Not too far from where I grew up, just a bit south of Tombstone (“the town too tough to die” â€“ a great tourism slogan) and east of Sierra Vista (“where vacations last a lifetime” â€“ a more questionable tourism slogan, if you take it from the wrong perspective), there is a little town called Bisbee.
Bisbee, Arizona was created initially because of the massive copper mine there, but as that economy diminished, the town began to lure artists therein to create and sell their wares. More and more artists began to flock there, in search of a community that would support their work not only with a pat on the back but with a greenback or two.
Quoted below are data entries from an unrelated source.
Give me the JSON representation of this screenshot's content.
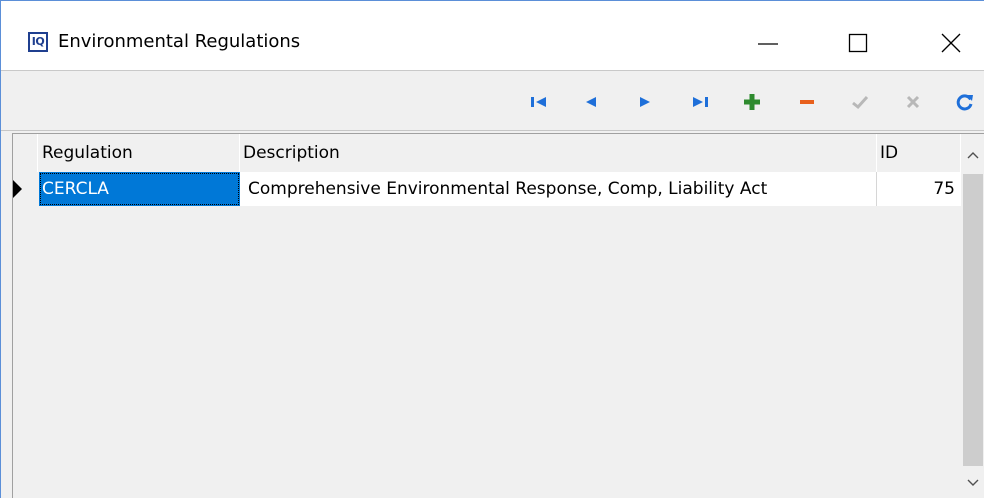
{
  "window": {
    "title": "Environmental Regulations",
    "app_icon_text": "IQ",
    "controls": [
      "minimize-icon",
      "maximize-icon",
      "close-icon"
    ]
  },
  "toolbar": {
    "buttons": [
      {
        "name": "first-record",
        "icon": "first-record-icon",
        "color": "#1e6fd9"
      },
      {
        "name": "prior-record",
        "icon": "prior-record-icon",
        "color": "#1e6fd9"
      },
      {
        "name": "next-record",
        "icon": "next-record-icon",
        "color": "#1e6fd9"
      },
      {
        "name": "last-record",
        "icon": "last-record-icon",
        "color": "#1e6fd9"
      },
      {
        "name": "insert-record",
        "icon": "plus-icon",
        "color": "#2e8b2e"
      },
      {
        "name": "delete-record",
        "icon": "minus-icon",
        "color": "#e8601c"
      },
      {
        "name": "post-edit",
        "icon": "check-icon",
        "color": "#b8b8b8"
      },
      {
        "name": "cancel-edit",
        "icon": "x-icon",
        "color": "#b8b8b8"
      },
      {
        "name": "refresh-data",
        "icon": "refresh-icon",
        "color": "#1e6fd9"
      }
    ]
  },
  "grid": {
    "columns": [
      "Regulation",
      "Description",
      "ID"
    ],
    "rows": [
      {
        "regulation": "CERCLA",
        "description": "Comprehensive Environmental Response, Comp, Liability Act",
        "id": "75",
        "current": true,
        "selected_column": "Regulation"
      }
    ],
    "selection_color": "#0078d7"
  },
  "scrollbar": {
    "up_icon": "chevron-up-icon",
    "down_icon": "chevron-down-icon"
  }
}
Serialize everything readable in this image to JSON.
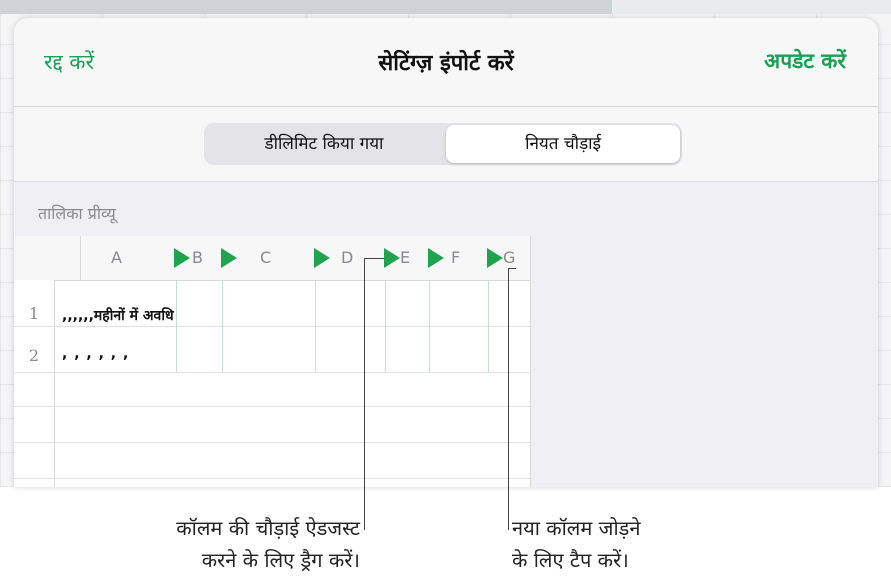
{
  "dialog": {
    "cancel_label": "रद्द करें",
    "title": "सेटिंग्ज़ इंपोर्ट करें",
    "update_label": "अपडेट करें"
  },
  "segments": {
    "delimited": "डीलिमिट किया गया",
    "fixed_width": "नियत चौड़ाई",
    "selected": "fixed_width"
  },
  "preview": {
    "label": "तालिका प्रीव्यू",
    "columns": [
      "A",
      "B",
      "C",
      "D",
      "E",
      "F",
      "G"
    ],
    "rows": [
      {
        "num": "1",
        "text": ",,,,,,महीनों में अवधि"
      },
      {
        "num": "2",
        "text": ", , , , , ,"
      }
    ]
  },
  "callouts": {
    "drag_line1": "कॉलम की चौड़ाई ऐडजस्ट",
    "drag_line2": "करने के लिए ड्रैग करें।",
    "tap_line1": "नया कॉलम जोड़ने",
    "tap_line2": "के लिए टैप करें।"
  },
  "colors": {
    "accent_green": "#1a9f55",
    "marker_green": "#1fa34e"
  }
}
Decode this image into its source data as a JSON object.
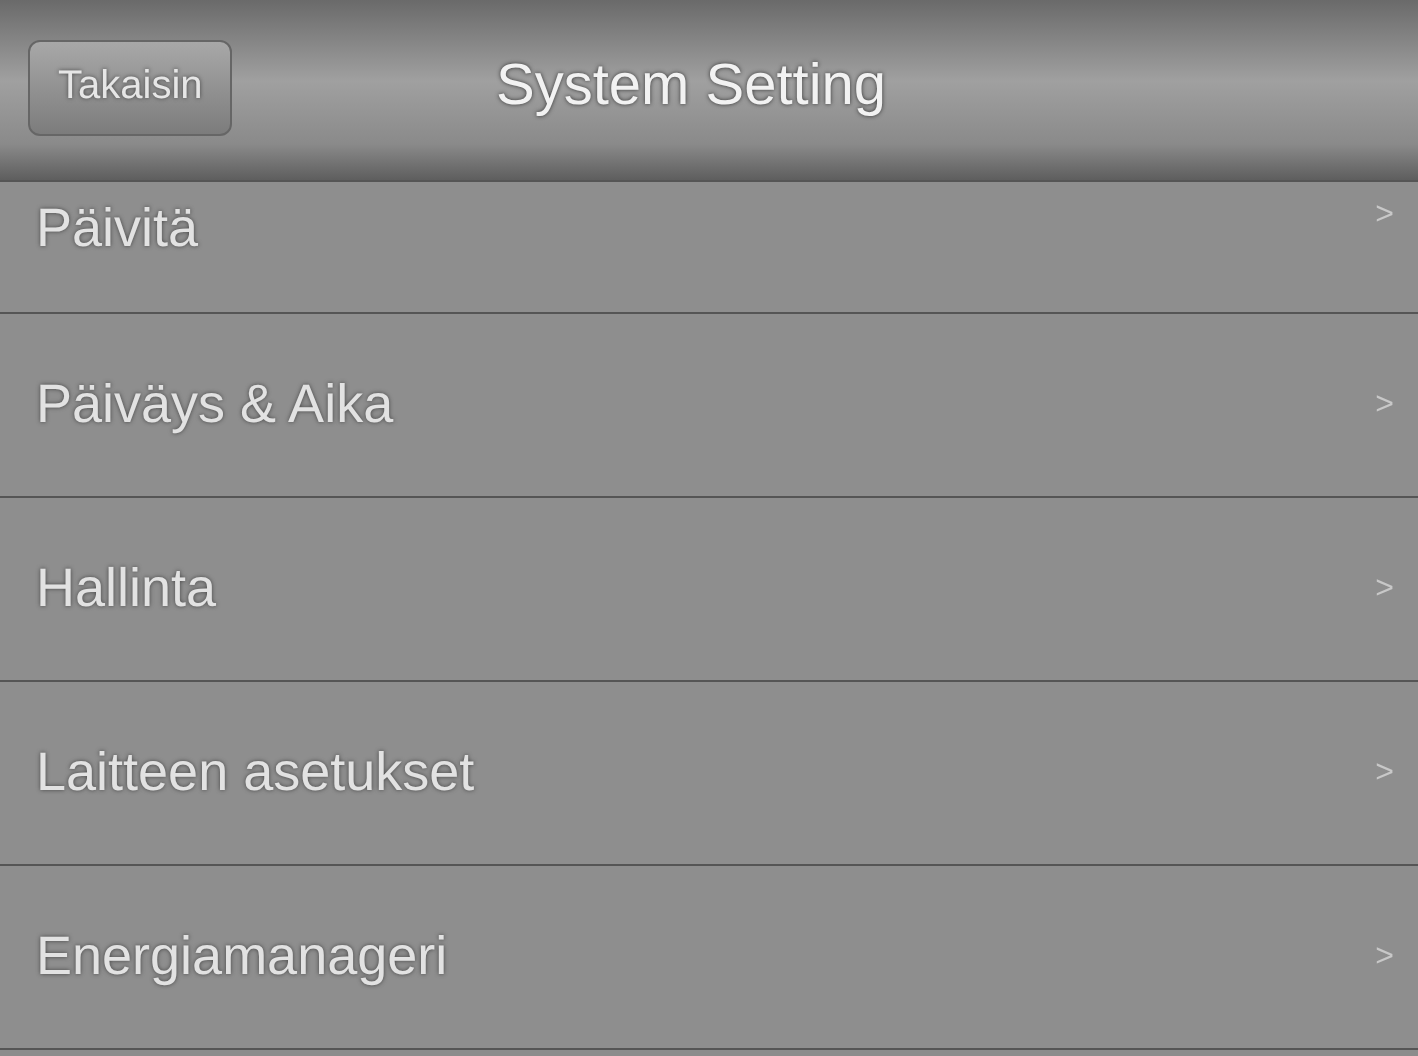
{
  "header": {
    "back_button": "Takaisin",
    "title": "System Setting"
  },
  "items": [
    {
      "label": "Päivitä",
      "chevron": ">"
    },
    {
      "label": "Päiväys & Aika",
      "chevron": ">"
    },
    {
      "label": "Hallinta",
      "chevron": ">"
    },
    {
      "label": "Laitteen asetukset",
      "chevron": ">"
    },
    {
      "label": "Energiamanageri",
      "chevron": ">"
    }
  ]
}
People that were struggling to make a penny off of their paintings, jewelry, and other creative endeavors were suddenly able to do what they loved and feed themselves and their loved ones at the end of the day.
Art colonies in America really began taking shape between the late 1880s and the 1920s, when groups of artists began congregating in areas where they were free to pursue their work. The decision of where to go was influenced primarily on who was already working there (some highly recognized talent), and by the visual stimuli available to them in their surroundings from which to draw inspiration for their work. By working together, they were able to support one another, and patrons could go find a multitude of offerings all in one place, some of which was likely to meet their desires (and lighten their wallets). The artists in these communities could learn from another as well, thus enhancing their abilities and bettering their wares. Ultimately, these colonies represent a great environment for artists to flourish, allowing them a much easier time of reaching their goals than they would have on their own.
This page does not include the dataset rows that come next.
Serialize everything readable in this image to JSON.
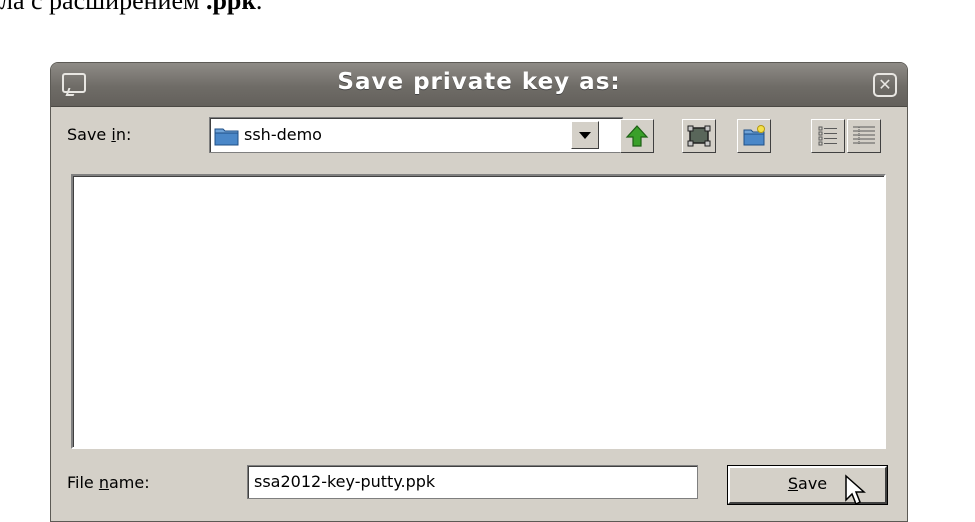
{
  "document": {
    "text_prefix": "ла с расширением ",
    "text_bold": ".ppk",
    "text_suffix": "."
  },
  "dialog": {
    "title": "Save private key as:",
    "close_symbol": "✕",
    "save_in": {
      "label_before": "Save ",
      "label_mnemonic": "i",
      "label_after": "n:",
      "value": "ssh-demo"
    },
    "toolbar": [
      "up-one-level-icon",
      "desktop-icon",
      "new-folder-icon",
      "list-view-icon",
      "details-view-icon"
    ],
    "file_name": {
      "label_before": "File ",
      "label_mnemonic": "n",
      "label_after": "ame:",
      "value": "ssa2012-key-putty.ppk"
    },
    "save_button": {
      "mnemonic": "S",
      "rest": "ave"
    }
  },
  "colors": {
    "titlebar": "#6f6c67",
    "dialog_bg": "#d4d0c8",
    "folder": "#4a87c8",
    "up_arrow": "#3aa02a"
  }
}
Now we are at the turn of another century, and the concepts of community, economy, and art itself have changed drastically. In the case of our online comic endeavors, we have a wonderful and unique opportunity. We can become a part of an art colony, a supportive artistic community that works together towards similar goals but doesn’t have to go it alone. And we can do it without ever leaving our homes.
Pants Press and Dumbrella both seem to be collectives of online comic artists who all basically just get along, dig each other’s works, and decided to pool their efforts on certain things. Modern Tales and Keenspot have formed even larger communities (large enough that several other subgroups have formed within them), and in fact the collective aspect of those companies is absolutely key to their financial success. Even Comixpedia is driven by a community of creators with a common purpose and similar interests, and of course ultimately a passion for online comics. The forms they are taking differ from group to group, but a lot of the advantages that they gather by forming the groups are the same.
The key to any good group is how well it interacts. Every member is of course his or her own personality, and brings their own talents, desires, and egos to the table. So, the way a group’s members act together can be its greatest asset or its biggest liability, its success or its downfall. I quite honestly have only become aware of the groups that have succeeded in intermingling their egos well, and I have likely only heard of them because they have been able to stay the course and make something they are all happy to be a part of.
And when a group works, it’s a beautiful thing for the creators and the fans. As I write this column I keep thinking back to the Dumbrella booth at last year’s Comic Con in San Diego. I watched fan after fan walk up to the booth, initially interested in one or two of the artists, get to talking with the other members. They’d walk away with sketches and/or swag from people they hadn’t paid much if any attention before. All of the Dumbrella websites promote the other members as well, and that cross-pollination leads to a larger fan base for everyone involved than if they had just gone it alone. In fact, knowing the prices of booths at the Comic Con, without the number of people all chipping in together that they had, their ability to profit from the event likely went up considerably. The fans were able to check out the books and other products in person instead of deciding whether to buy them based on a little 72 dpi picture on a monitor.
Best of all, everyone seemed to be having a lot of fun. The creators got to hang out in person together instead of just talking to someone’s avatar in a forum or via e-mail, and the fans got to come up and talk to the artists they have come to appreciate through their modem connections. After my column last year regarding faith as a reason to keep doing online comics, one of the responses I got was from Tragic Lad.
“Why do I do webcomics? From a logical, rational point of view? Because I enjoy it.”
That is the one reason I had sort of neglected to mention, and it hit me like a ton of bricks when he said it because that is probably the most important reason to be doing any of this. If it isn’t fun, then what’s the point? The more the merrier is probably the glue that best holds any of the online creative collectives together. Being a part of a group where everyone gets along really well, has common interests and similar goals, and has a respect for each other’s work has a really nice feel to it, and when the readers pick up on that vibe they feel a warmth almost as though they are a part of it, too.
Iain Hamp is a contributing columnist for Comixpedia.
Illustration by Miguel Estrugo.